This project was awarded funding in the Higher Education Academy's NTFS project strand.
Welcome to the Leading, Promoting and Supporting Undergraduate Research project site. This project on undergraduate research in new universities analyses a crucial topic of international importance in order to identify transferable practices and inform policy seeking to enhance the student experience at institutional and national levels. The findings will be of interest to the whole UK higher education sector and beyond.
The aim of the project is to provide HEIs and other stakeholders with a review and a sector analysis alongside multiple case studies on undergraduate research.
Our working definition of undergraduate research includes Boyer’s (1990) scholarships of discovery, integration and application (engagement) and is characterised by breadth:
undergraduate research describes student engagement from induction to graduation, individually and in groups, in inquiry into disciplinary, professional and community-based problems and issues, including involvement in knowledge exchange activities.
The project’s work includes: an analysis of new universities’ research-informed teaching statements, policies and practices; an inter-University benchmarking exercise on research-teaching links; a review and analysis of approaches to the leadership of undergraduate research in North America; the identification and development of ten case studies to illustrate the range of ways in which English new universities are leading and fostering undergraduate research at institutional, department and course levels; and trialling and evaluation of three undergraduate research initiatives at UoG.

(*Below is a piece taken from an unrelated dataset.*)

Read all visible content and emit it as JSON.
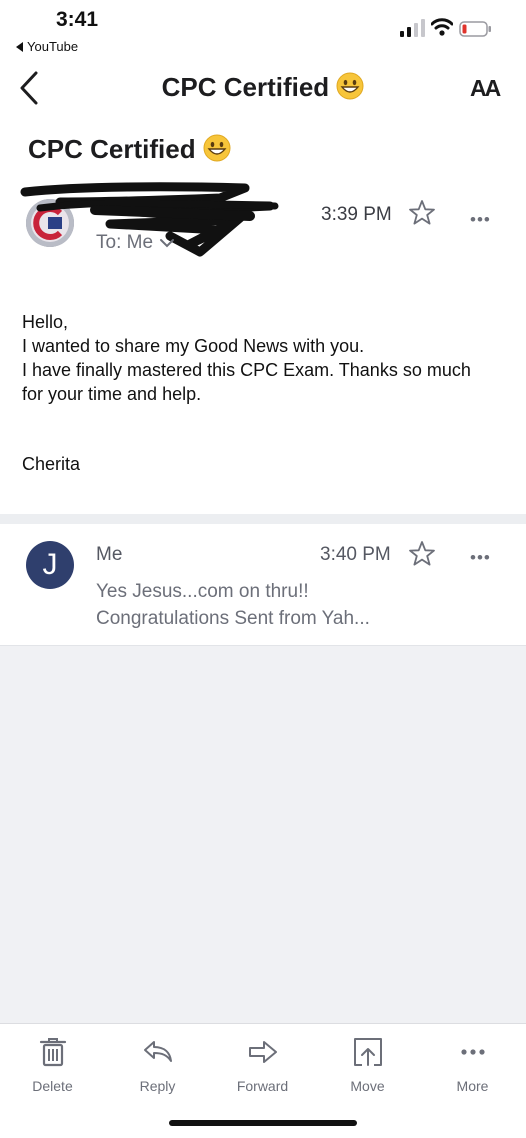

From 2006-9, the University of Gloucestershire was also a member of the Carnegie Academy for the Scholarship of Teaching and Learning (CASTL), and part of their Leadership Programme on Undergraduate Research in conjunction with our Centre for Active Learning.
This Leadership programme focuses on the intersection of undergraduate research and the scholarship of teaching and learning. “Beginning with the end in mind,” the group addresses five questions: What is undergraduate research (inquiry, discovery, investigation) and how can responses to this question be contextualized by institutional nature and values while striving for “common ground”; Why should we integrate undergraduate research; What is the nature of the impact of undergraduate research with students, faculty, institutions; How do we gather evidence of student undergraduate research learning, faculty learning, institutional learning; How do we build on the best of what is known, share our learning and contribute to the larger conversations about undergraduate research?
Coordinating Institution: Malaspina University-College